Marconi Station Railway

Marconi Station Railway History

Marconi Station Railway
Marconi Station Railway

The Marconi Railway was a narrow gauge railway that served the Marconi Station complex.  In 1907, Clifden and Connemara received a second railway called the Marconi Express and Derrigimbla.  The narrow gauge single track railway was of 2 foot gauge.  The line ran for one and half miles, over blanket bog and rock, from the entrance site to the Marconi Wireless Station and journeying along the station buildings.  The line was built down to facilitate the transport of equipment and materials towards the construction site. It was used to transport peat from the bogs and to carry workers, guests visiting the station.  The Marconi railway at Derrigimbla was built from finance of the Great West, Midland Railway Company and Marconi Company.

The railway had 2 turntables in total from the start of the line at the locomotive shed and where the line ended at the Social club and receiving house. There is visible evidence today of the foundations of the 2 turntables which are still in-tacked at the Locomotive shed located at the start of the railway and at the receiving house and social club where the railway terminated. The line was constructed between 1905 and 1907. On the 17th of October the railway carried its first guests and workers to operate the station fully.  In 1919 the railway was used to transport Alcock and Brown from their historic 16 hour transatlantic flight from Newfoundland, Canada after crash landing on the 15th June 1919 from the back of the condenser house.  Alcock and Brown were transported to the receiving house and social club by 2 foot gauge Lancia railcar.  It was at the receiving house at the Marconi Station where Alcock and Brown telegraphed London in where they had just completed the first transatlantic flight.  At various points along the 1.5mile railway, manual hand cranes were placed throughout the Marconi station site such as the loading of peat onto the rail freight carriages supplying fuel to power the Marconi Station. We still have visible evidence today of two of the manual hand crane foundations at the locomotive shed where the railway begins and at the powerhouse which is a further 1 mile along the Marconi railway.

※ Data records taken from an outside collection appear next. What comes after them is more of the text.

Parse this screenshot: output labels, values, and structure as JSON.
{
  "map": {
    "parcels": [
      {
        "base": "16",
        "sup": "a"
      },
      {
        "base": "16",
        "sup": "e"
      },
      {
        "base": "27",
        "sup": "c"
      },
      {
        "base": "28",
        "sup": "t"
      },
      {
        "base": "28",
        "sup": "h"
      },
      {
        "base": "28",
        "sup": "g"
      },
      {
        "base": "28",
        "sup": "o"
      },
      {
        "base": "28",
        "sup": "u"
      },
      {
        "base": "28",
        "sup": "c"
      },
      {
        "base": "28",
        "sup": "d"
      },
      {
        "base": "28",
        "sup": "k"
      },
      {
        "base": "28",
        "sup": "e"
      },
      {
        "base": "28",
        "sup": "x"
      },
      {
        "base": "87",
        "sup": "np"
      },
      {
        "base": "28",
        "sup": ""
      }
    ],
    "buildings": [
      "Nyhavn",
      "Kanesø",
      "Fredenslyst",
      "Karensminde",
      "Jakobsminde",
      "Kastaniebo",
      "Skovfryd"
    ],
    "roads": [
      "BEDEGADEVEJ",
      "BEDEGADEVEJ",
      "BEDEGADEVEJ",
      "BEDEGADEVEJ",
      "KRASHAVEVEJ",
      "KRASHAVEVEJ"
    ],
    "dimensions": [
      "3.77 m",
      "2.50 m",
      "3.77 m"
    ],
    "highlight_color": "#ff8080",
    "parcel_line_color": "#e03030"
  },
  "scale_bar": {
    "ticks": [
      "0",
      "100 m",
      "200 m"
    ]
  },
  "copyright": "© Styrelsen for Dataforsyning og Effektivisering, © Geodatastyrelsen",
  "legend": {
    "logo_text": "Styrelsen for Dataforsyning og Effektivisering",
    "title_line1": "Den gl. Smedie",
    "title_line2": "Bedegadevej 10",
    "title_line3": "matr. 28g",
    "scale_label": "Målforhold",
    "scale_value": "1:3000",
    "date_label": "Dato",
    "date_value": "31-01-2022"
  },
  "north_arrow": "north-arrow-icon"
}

There is no evidence of passing loops along the Marconi Railway as it was all of single track and only one train was used to function throughout the Marconi Station operations from 1907 -1922. The Marconi company railway and locomotive were designed and built by Dick Kerr locomotive engineering of Scotland.  When the Marconi Station was destroyed by fire in 1922 all of the railway line was lifted and possibly scrapped and never used again. The locomotive engine and freight carriages were unusable after the Marconi station was destroyed by fire and thus being sold off by the Marconi Company after 1922.